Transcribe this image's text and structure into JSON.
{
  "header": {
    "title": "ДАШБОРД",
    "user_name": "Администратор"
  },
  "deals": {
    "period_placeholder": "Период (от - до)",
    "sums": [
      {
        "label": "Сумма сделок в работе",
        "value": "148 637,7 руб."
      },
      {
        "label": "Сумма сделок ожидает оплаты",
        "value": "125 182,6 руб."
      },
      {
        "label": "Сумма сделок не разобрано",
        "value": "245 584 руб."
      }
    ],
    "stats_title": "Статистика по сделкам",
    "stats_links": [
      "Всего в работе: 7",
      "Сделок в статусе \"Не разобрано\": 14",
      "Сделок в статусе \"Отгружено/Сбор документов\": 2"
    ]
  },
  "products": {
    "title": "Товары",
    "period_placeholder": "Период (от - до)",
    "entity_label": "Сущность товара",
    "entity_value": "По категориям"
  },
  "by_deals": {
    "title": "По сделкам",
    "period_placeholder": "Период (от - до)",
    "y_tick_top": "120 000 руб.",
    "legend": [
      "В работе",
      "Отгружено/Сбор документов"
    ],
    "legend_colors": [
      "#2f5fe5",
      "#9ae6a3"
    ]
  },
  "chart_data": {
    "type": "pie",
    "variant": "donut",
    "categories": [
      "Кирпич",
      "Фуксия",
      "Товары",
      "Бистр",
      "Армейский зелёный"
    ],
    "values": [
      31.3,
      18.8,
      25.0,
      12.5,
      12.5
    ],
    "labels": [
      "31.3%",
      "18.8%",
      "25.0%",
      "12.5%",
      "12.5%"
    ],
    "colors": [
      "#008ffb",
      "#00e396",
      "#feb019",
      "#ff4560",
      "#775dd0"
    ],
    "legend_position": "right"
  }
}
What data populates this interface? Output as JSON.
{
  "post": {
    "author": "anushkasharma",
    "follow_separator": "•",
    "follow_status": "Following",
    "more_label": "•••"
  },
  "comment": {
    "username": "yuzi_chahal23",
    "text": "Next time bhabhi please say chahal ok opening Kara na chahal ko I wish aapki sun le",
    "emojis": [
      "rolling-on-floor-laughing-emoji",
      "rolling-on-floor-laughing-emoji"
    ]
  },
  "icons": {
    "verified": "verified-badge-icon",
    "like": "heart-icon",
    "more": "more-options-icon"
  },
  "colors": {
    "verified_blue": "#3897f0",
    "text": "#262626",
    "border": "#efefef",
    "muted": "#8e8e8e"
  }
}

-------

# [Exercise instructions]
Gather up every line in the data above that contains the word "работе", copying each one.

# [Solution to the exercise]
        "label": "Сумма сделок в работе",
      "Всего в работе: 7",
      "В работе",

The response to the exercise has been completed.